School environment as predictor of teacher sick leave: data-linked prospective cohort study.

School environment as predictor of teacher sick leave: data-linked prospective cohort study.
Ervasti J, Kivimäki M, Kawachi I, Subramanian S, Pentti J, Oksanen T, Puusniekka R, Pohjonen T, Vahtera J, Virtanen M.  BMC Public Health. 2012 Sep 11;12(1):770. [Epub ahead of print]

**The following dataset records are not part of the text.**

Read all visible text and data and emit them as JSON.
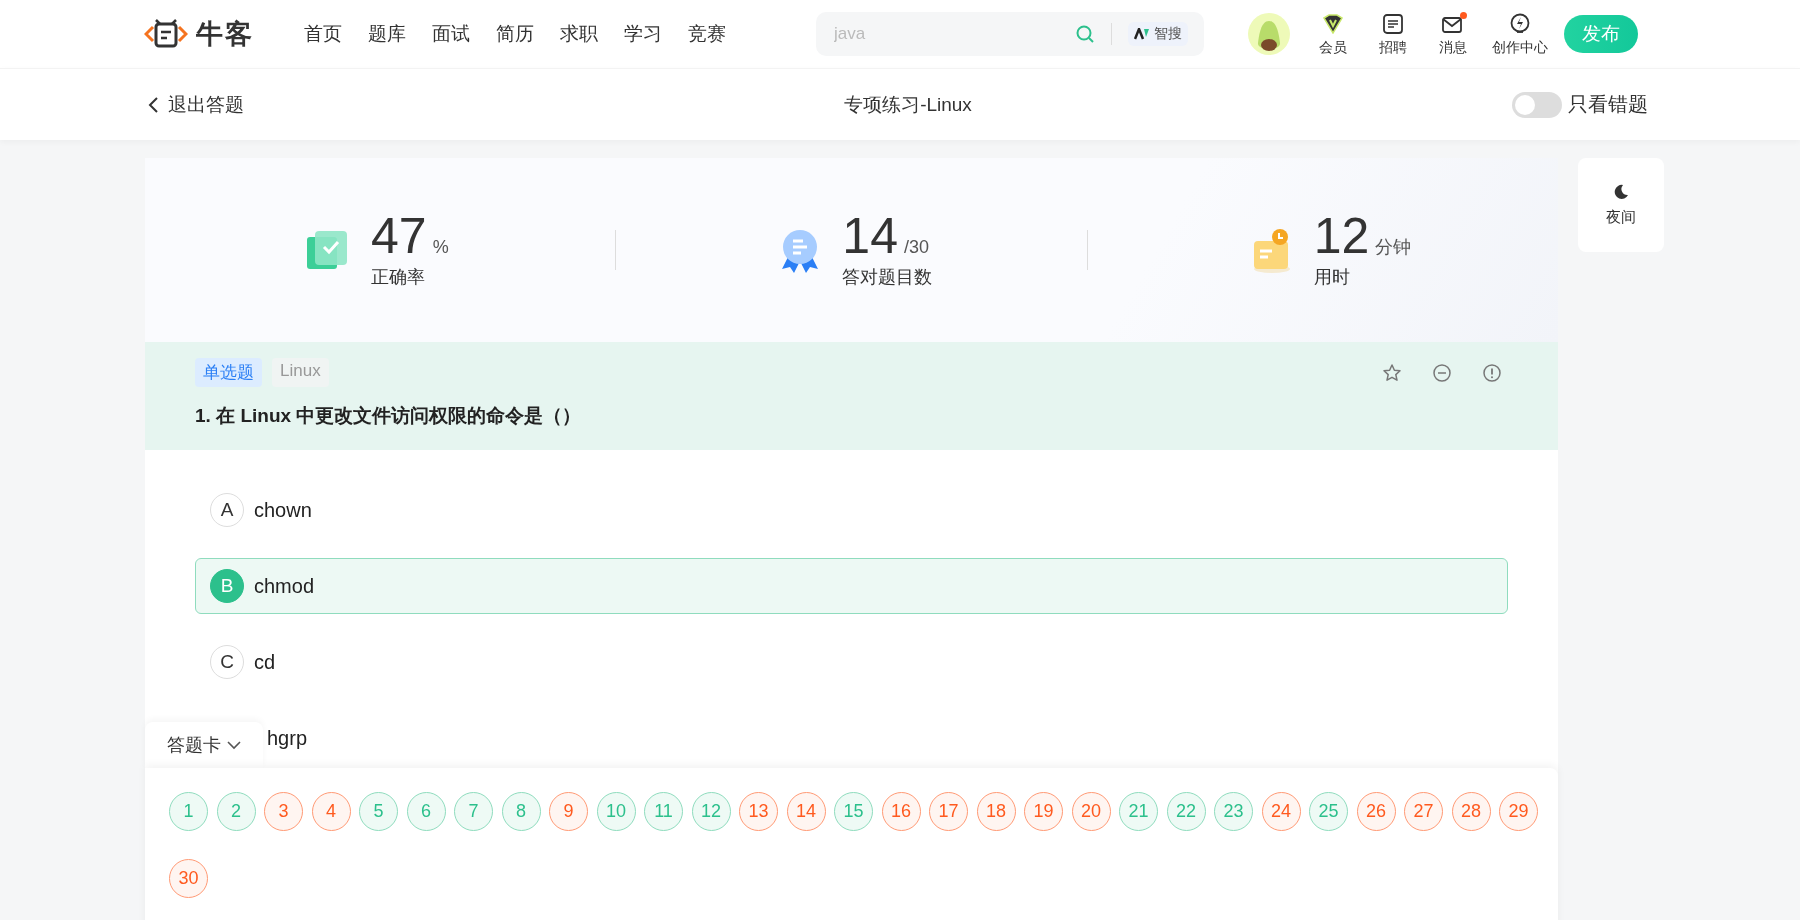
{
  "header": {
    "logo": "牛客",
    "nav": [
      {
        "label": "首页",
        "selected": false
      },
      {
        "label": "题库",
        "selected": false
      },
      {
        "label": "面试",
        "selected": false
      },
      {
        "label": "简历",
        "selected": false
      },
      {
        "label": "求职",
        "selected": false
      },
      {
        "label": "学习",
        "selected": false
      },
      {
        "label": "竞赛",
        "selected": false
      }
    ],
    "search": {
      "placeholder": "java",
      "ai_label": "智搜"
    },
    "actions": [
      {
        "kind": "vip",
        "label": "会员",
        "badge": false
      },
      {
        "kind": "jobs",
        "label": "招聘",
        "badge": false
      },
      {
        "kind": "mail",
        "label": "消息",
        "badge": true
      },
      {
        "kind": "create",
        "label": "创作中心",
        "badge": false
      }
    ],
    "publish": "发布"
  },
  "subheader": {
    "back": "退出答题",
    "title": "专项练习-Linux",
    "wrong_only": {
      "label": "只看错题",
      "on": false
    }
  },
  "stats": [
    {
      "kind": "accuracy",
      "value": "47",
      "unit": "%",
      "label": "正确率"
    },
    {
      "kind": "correct",
      "value": "14",
      "unit": "/30",
      "label": "答对题目数"
    },
    {
      "kind": "time",
      "value": "12",
      "unit": "分钟",
      "label": "用时"
    }
  ],
  "night": {
    "label": "夜间"
  },
  "question": {
    "tags": [
      {
        "kind": "type",
        "text": "单选题"
      },
      {
        "kind": "subject",
        "text": "Linux"
      }
    ],
    "number": "1.",
    "text": "在 Linux 中更改文件访问权限的命令是（）",
    "options": [
      {
        "label": "A",
        "text": "chown",
        "selected": false
      },
      {
        "label": "B",
        "text": "chmod",
        "selected": true
      },
      {
        "label": "C",
        "text": "cd",
        "selected": false
      },
      {
        "text": "hgrp",
        "selected": false
      }
    ]
  },
  "answer_card": {
    "title": "答题卡",
    "expanded": true,
    "items": [
      {
        "n": "1",
        "correct": true
      },
      {
        "n": "2",
        "correct": true
      },
      {
        "n": "3",
        "correct": false
      },
      {
        "n": "4",
        "correct": false
      },
      {
        "n": "5",
        "correct": true
      },
      {
        "n": "6",
        "correct": true
      },
      {
        "n": "7",
        "correct": true
      },
      {
        "n": "8",
        "correct": true
      },
      {
        "n": "9",
        "correct": false
      },
      {
        "n": "10",
        "correct": true
      },
      {
        "n": "11",
        "correct": true
      },
      {
        "n": "12",
        "correct": true
      },
      {
        "n": "13",
        "correct": false
      },
      {
        "n": "14",
        "correct": false
      },
      {
        "n": "15",
        "correct": true
      },
      {
        "n": "16",
        "correct": false
      },
      {
        "n": "17",
        "correct": false
      },
      {
        "n": "18",
        "correct": false
      },
      {
        "n": "19",
        "correct": false
      },
      {
        "n": "20",
        "correct": false
      },
      {
        "n": "21",
        "correct": true
      },
      {
        "n": "22",
        "correct": true
      },
      {
        "n": "23",
        "correct": true
      },
      {
        "n": "24",
        "correct": false
      },
      {
        "n": "25",
        "correct": true
      },
      {
        "n": "26",
        "correct": false
      },
      {
        "n": "27",
        "correct": false
      },
      {
        "n": "28",
        "correct": false
      },
      {
        "n": "29",
        "correct": false
      },
      {
        "n": "30",
        "correct": false
      }
    ]
  }
}
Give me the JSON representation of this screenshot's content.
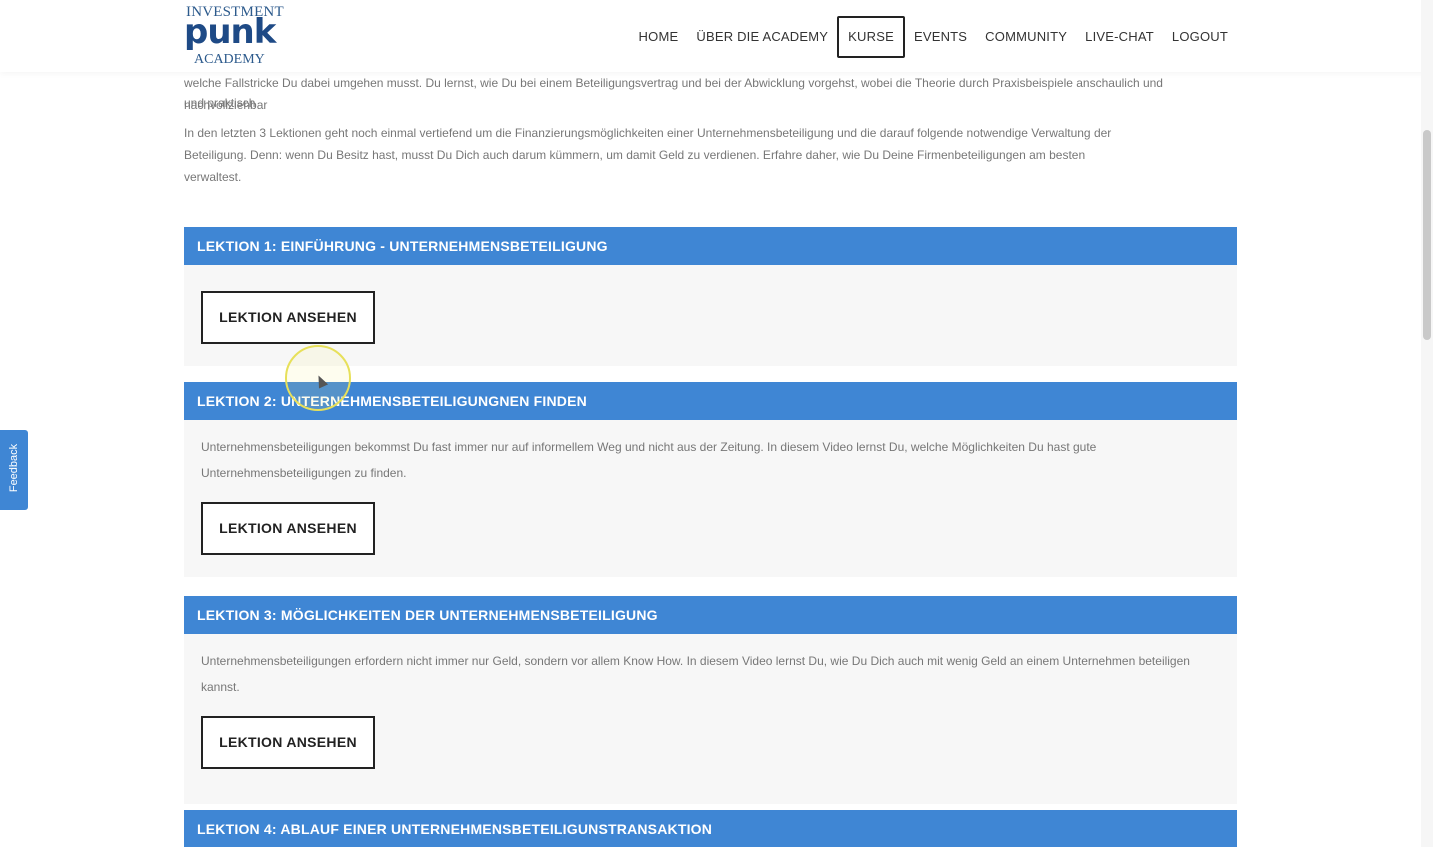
{
  "logo": {
    "top": "INVESTMENT",
    "mid": "punk",
    "bottom": "ACADEMY"
  },
  "nav": [
    {
      "label": "HOME",
      "active": false
    },
    {
      "label": "ÜBER DIE ACADEMY",
      "active": false
    },
    {
      "label": "KURSE",
      "active": true
    },
    {
      "label": "EVENTS",
      "active": false
    },
    {
      "label": "COMMUNITY",
      "active": false
    },
    {
      "label": "LIVE-CHAT",
      "active": false
    },
    {
      "label": "LOGOUT",
      "active": false
    }
  ],
  "intro": {
    "line1": "welche Fallstricke Du dabei umgehen musst. Du lernst, wie Du bei einem Beteiligungsvertrag und bei der Abwicklung vorgehst, wobei die Theorie durch Praxisbeispiele anschaulich und nachvollziehbar",
    "line2": "und praktisch",
    "p2_line1": "In den letzten 3 Lektionen geht noch einmal vertiefend um die Finanzierungsmöglichkeiten einer Unternehmensbeteiligung und die darauf folgende notwendige Verwaltung der",
    "p2_line2": "Beteiligung. Denn: wenn Du Besitz hast, musst Du Dich auch darum kümmern, um damit Geld zu verdienen. Erfahre daher, wie Du Deine Firmenbeteiligungen am besten",
    "p2_line3": "verwaltest."
  },
  "lessons": [
    {
      "title": "LEKTION 1: EINFÜHRUNG - UNTERNEHMENSBETEILIGUNG",
      "desc": "",
      "button": "LEKTION ANSEHEN"
    },
    {
      "title": "LEKTION 2: UNTERNEHMENSBETEILIGUNGNEN FINDEN",
      "desc": "Unternehmensbeteiligungen bekommst Du fast immer nur auf informellem Weg und nicht aus der Zeitung. In diesem Video lernst Du, welche Möglichkeiten Du hast gute Unternehmensbeteiligungen zu finden.",
      "button": "LEKTION ANSEHEN"
    },
    {
      "title": "LEKTION 3: MÖGLICHKEITEN DER UNTERNEHMENSBETEILIGUNG",
      "desc": "Unternehmensbeteiligungen erfordern nicht immer nur Geld, sondern vor allem Know How. In diesem Video lernst Du, wie Du Dich auch mit wenig Geld an einem Unternehmen beteiligen kannst.",
      "button": "LEKTION ANSEHEN"
    },
    {
      "title": "LEKTION 4: ABLAUF EINER UNTERNEHMENSBETEILIGUNSTRANSAKTION",
      "desc": "",
      "button": ""
    }
  ],
  "feedback": {
    "label": "Feedback"
  },
  "colors": {
    "accent": "#3f86d4",
    "text": "#777777",
    "panel": "#f7f7f7"
  }
}
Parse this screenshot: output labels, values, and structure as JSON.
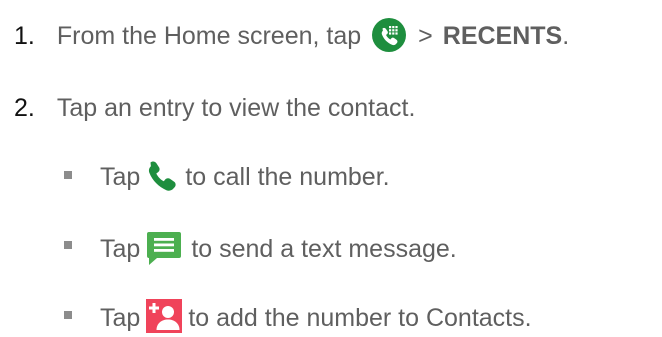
{
  "steps": [
    {
      "number": "1.",
      "text_before": "From the Home screen, tap",
      "icon": "phone-app-icon",
      "separator": ">",
      "text_bold": "RECENTS",
      "text_after": "."
    },
    {
      "number": "2.",
      "text": "Tap an entry to view the contact."
    }
  ],
  "substeps": [
    {
      "prefix": "Tap",
      "icon": "phone-call-icon",
      "text": "to call the number."
    },
    {
      "prefix": "Tap",
      "icon": "message-icon",
      "text": "to send a text message."
    },
    {
      "prefix": "Tap",
      "icon": "add-contact-icon",
      "text": "to add the number to Contacts."
    }
  ],
  "colors": {
    "text": "#5f5f5f",
    "number": "#111111",
    "bullet": "#8c8c8c",
    "phone_green": "#1e8e3e",
    "message_green": "#4caf50",
    "contact_red": "#f0435a"
  }
}
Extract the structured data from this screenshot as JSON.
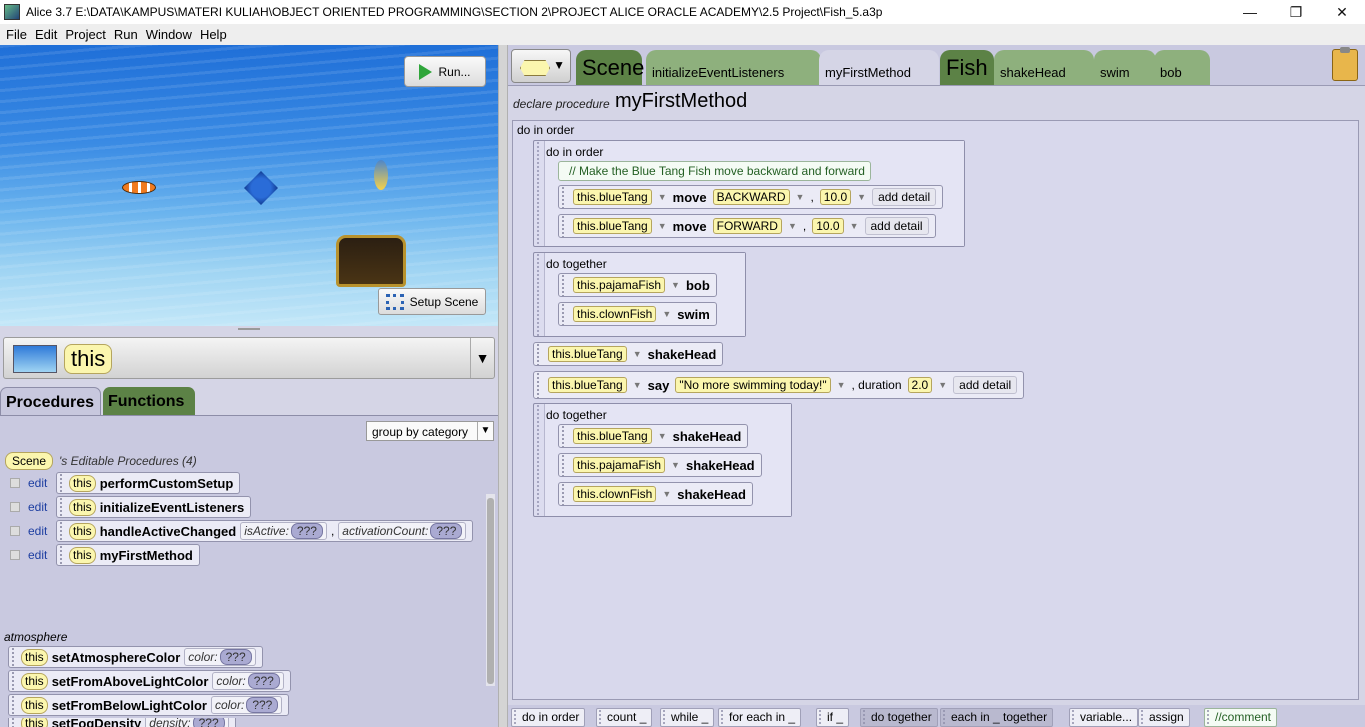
{
  "window": {
    "title": "Alice 3.7 E:\\DATA\\KAMPUS\\MATERI KULIAH\\OBJECT ORIENTED PROGRAMMING\\SECTION 2\\PROJECT ALICE ORACLE ACADEMY\\2.5 Project\\Fish_5.a3p",
    "controls": [
      "—",
      "❐",
      "✕"
    ]
  },
  "menu": [
    "File",
    "Edit",
    "Project",
    "Run",
    "Window",
    "Help"
  ],
  "scene_view": {
    "run_label": "Run...",
    "setup_label": "Setup Scene"
  },
  "selector": {
    "value": "this",
    "arrow": "▼"
  },
  "left_tabs": {
    "procedures": "Procedures",
    "functions": "Functions"
  },
  "group_by": {
    "value": "group by category",
    "arrow": "▼"
  },
  "editable": {
    "class_label": "Scene",
    "header": "'s Editable Procedures (4)",
    "edit_label": "edit",
    "this_label": "this",
    "items": [
      {
        "name": "performCustomSetup"
      },
      {
        "name": "initializeEventListeners"
      },
      {
        "name": "handleActiveChanged",
        "params": [
          {
            "label": "isActive:",
            "value": "???"
          },
          {
            "label": "activationCount:",
            "value": "???"
          }
        ]
      },
      {
        "name": "myFirstMethod"
      }
    ]
  },
  "atmosphere": {
    "label": "atmosphere",
    "items": [
      {
        "name": "setAtmosphereColor",
        "param": "color:",
        "value": "???"
      },
      {
        "name": "setFromAboveLightColor",
        "param": "color:",
        "value": "???"
      },
      {
        "name": "setFromBelowLightColor",
        "param": "color:",
        "value": "???"
      },
      {
        "name": "setFogDensity",
        "param": "density:",
        "value": "???"
      }
    ]
  },
  "editor_tabs": {
    "scene": "Scene",
    "items": [
      "initializeEventListeners",
      "myFirstMethod"
    ],
    "fish": "Fish",
    "fish_items": [
      "shakeHead",
      "swim",
      "bob"
    ],
    "active": "myFirstMethod"
  },
  "method": {
    "declare_label": "declare procedure",
    "name": "myFirstMethod",
    "main_block": "do in order",
    "block1": {
      "label": "do in order",
      "comment": "// Make the Blue Tang Fish move backward and forward",
      "s1": {
        "subject": "this.blueTang",
        "verb": "move",
        "dir": "BACKWARD",
        "amount": "10.0",
        "detail": "add detail"
      },
      "s2": {
        "subject": "this.blueTang",
        "verb": "move",
        "dir": "FORWARD",
        "amount": "10.0",
        "detail": "add detail"
      }
    },
    "block2": {
      "label": "do together",
      "s1": {
        "subject": "this.pajamaFish",
        "verb": "bob"
      },
      "s2": {
        "subject": "this.clownFish",
        "verb": "swim"
      }
    },
    "stmt3": {
      "subject": "this.blueTang",
      "verb": "shakeHead"
    },
    "stmt4": {
      "subject": "this.blueTang",
      "verb": "say",
      "text": "\"No more swimming today!\"",
      "duration_label": ", duration",
      "duration": "2.0",
      "detail": "add detail"
    },
    "block5": {
      "label": "do together",
      "s1": {
        "subject": "this.blueTang",
        "verb": "shakeHead"
      },
      "s2": {
        "subject": "this.pajamaFish",
        "verb": "shakeHead"
      },
      "s3": {
        "subject": "this.clownFish",
        "verb": "shakeHead"
      }
    }
  },
  "palette": [
    "do in order",
    "count _",
    "while _",
    "for each in _",
    "if _",
    "do together",
    "each in _ together",
    "variable...",
    "assign",
    "//comment"
  ]
}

Poor indoor air quality (IAQ) and psychosocial problems are common in schools worldwide, yet longitudinal research on the issue is scarce. We examined whether the level of or a change in pupil-reported school environment (IAQ, school satisfaction, and bullying) predicts recorded sick leaves among teachers.
Changes in the school environment were assessed using pupil surveys at two time points (2001/02 and 2004/05) in 92 secondary schools in Finland. Variables indicating change were based on median values at baseline. We linked these data to individual-level records of teachers' (n = 1678) sick leaves in 2001--02 and in 2004--05.
Multilevel multinomial logistic regression models adjusted for baseline sick leave and covariates showed a decreased risk for short-term (one to three days) sick leaves among teachers working in schools with good perceived IAQ at both times (OR = 0.6, 95% CI: 0.5-0.9), and for those with a positive change in IAQ (OR = 0.6, 95% CI: 0.4-0.9), compared to teachers in schools where IAQ was constantly poor. Negative changes in pupil school satisfaction (OR = 1.8, 95% CI: 1.1-2.8) and bullying (OR = 1.5, 95% CI: 1.0-2.3) increased the risk for short-term leaves among teachers when compared to teachers in schools where the level of satisfaction and bullying had remained stable. School environment factors were not associated with long-term sick leaves.
Good and improved IAQ are associated with decreased teacher absenteeism. While pupil-related psychosocial factors also contribute to sick leaves, no effect modification or mediation of psychosocial factors on the association between IAQ and sick leave was observed.
PMID: 22966903 [PubMed - as supplied by publisher]

Blog Archive